LSU was slow to catch the throwing bug. Burrow threw 369 passes for 16 touchdowns as a junior; at Ohio State, Haskins threw 533 for 50. Over the offseason, coach Ed Orgeron decided his Tigers needed to throw it more and better. He hired Joe Brady, a 29-year-old who’d been an offensive assistant under Sean Payton with the Saints.
Brady was named passing-game coordinator. The difference showed from the start. In the opener against Georgia Southern, Burrow threw five touchdown passes. Against Texas the next week, he passed for 471 yards. Over the first four games of 2019, Burrow passed for more touchdowns than in the 13-game 2018 season.
By November, we were witnessing the unprecedented. Burrow threw for 393 yards in a massive victory over No. 1 Alabama in Tuscaloosa. His regular season ended with LSU unbeaten and Burrow the landslide choice for the Heisman. Then he got even better.
Burrow threw for 348 yards and four touchdowns in a 37-10 victory over No. 4 Georgia for the SEC title; for 493 yards and seven first-half touchdowns in beating No. 4 Oklahoma 63-28 in the Chick-fil-A Peach Bowl semifinal; for 463 yards and six touchdowns in the 42-25 dismissal of No. 3 Clemson for the national championship.

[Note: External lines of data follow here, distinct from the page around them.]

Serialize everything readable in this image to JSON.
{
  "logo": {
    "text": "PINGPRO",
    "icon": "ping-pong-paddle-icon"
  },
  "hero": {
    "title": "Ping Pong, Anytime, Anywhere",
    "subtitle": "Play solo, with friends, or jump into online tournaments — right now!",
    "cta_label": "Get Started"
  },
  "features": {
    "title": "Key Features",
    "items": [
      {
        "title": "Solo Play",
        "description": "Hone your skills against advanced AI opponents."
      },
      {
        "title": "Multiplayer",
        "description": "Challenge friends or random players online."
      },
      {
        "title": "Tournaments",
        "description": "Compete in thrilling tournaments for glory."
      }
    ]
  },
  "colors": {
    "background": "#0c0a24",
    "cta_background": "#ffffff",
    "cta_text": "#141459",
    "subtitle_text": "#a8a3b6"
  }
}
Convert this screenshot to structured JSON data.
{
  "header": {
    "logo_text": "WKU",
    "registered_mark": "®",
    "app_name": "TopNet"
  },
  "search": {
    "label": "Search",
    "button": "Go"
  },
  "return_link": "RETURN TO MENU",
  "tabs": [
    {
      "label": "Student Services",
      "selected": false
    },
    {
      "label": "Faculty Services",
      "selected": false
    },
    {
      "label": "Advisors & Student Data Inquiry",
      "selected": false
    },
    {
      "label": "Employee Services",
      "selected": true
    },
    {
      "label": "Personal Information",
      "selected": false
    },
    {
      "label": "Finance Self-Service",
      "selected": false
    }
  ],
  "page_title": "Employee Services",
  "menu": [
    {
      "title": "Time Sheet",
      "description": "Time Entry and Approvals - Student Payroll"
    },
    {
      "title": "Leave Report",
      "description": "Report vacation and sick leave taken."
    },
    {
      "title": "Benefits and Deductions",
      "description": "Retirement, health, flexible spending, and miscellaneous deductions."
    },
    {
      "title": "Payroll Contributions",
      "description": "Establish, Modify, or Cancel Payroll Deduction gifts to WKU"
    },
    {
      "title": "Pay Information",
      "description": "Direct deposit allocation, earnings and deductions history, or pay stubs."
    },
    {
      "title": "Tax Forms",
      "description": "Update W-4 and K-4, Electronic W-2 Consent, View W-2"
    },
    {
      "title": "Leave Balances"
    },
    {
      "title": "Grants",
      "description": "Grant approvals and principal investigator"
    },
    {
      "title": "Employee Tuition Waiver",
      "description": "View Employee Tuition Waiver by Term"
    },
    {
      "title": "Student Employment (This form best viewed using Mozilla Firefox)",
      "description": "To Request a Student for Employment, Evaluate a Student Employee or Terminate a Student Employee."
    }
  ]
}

His postseason numbers: 1,304 yards, 17 touchdowns, no interceptions.
That run capped the greatest season by any collegian ever. It boosted Burrow from being a Day 3 NFL draftee to the top of Round 1. He was taken by Cincinnati, which last won a playoff game in 1991, five years before Burrow was born. He tore his ACL as a rookie. In his second pro season, he has lifted the AFC’s No. 4 seed to the Super Bowl. The Bengals upset the Titans in Nashville. They rallied from 18 points down to outdo Patrick Mahomes in Kansas City.
Take away Burrow and rookie Ja’Marr Chase – Burrow’s chief LSU target already is among the NFL’s finest receivers – and the Bengals are nothing special. Football Outsiders ranks the AFC champ the NFL’s 15th-best team. The more-balanced Rams should win the Super Bowl. If Burrow’s on your side, though, you’ve got a shot. (If not … well, Orgeron was pushed aside by LSU last fall. Brady was fired as Carolina’s offensive coordinator.)
Maybe all this would have happened had Burrow stayed at Ohio State. Probably not. On the day after Christmas in 2019, I asked if transfers had reached the saturation point. “Like too many transfers?” Burrow said.
Yes, I said. His response: “Here’s what I always say: ‘Would you rather see me, Justin and Jalen not playing somewhere, the three Heisman finalists that have been three of the best in the country this year?’ If we didn’t transfer, we could be on the bench right now. … There’s a lot of talented players across the country who just needed the opportunity.”
We on the periphery tend to view the portal as vehicle for chaos. Sometimes, though, it does what it was intended to do. It gives a player a second chance. Nobody has ever taken a second chance and made more of it than Burrow. He mightn’t win this Super Bowl, but he’ll win one soon. The Ohio State backup has become his sport’s magic man.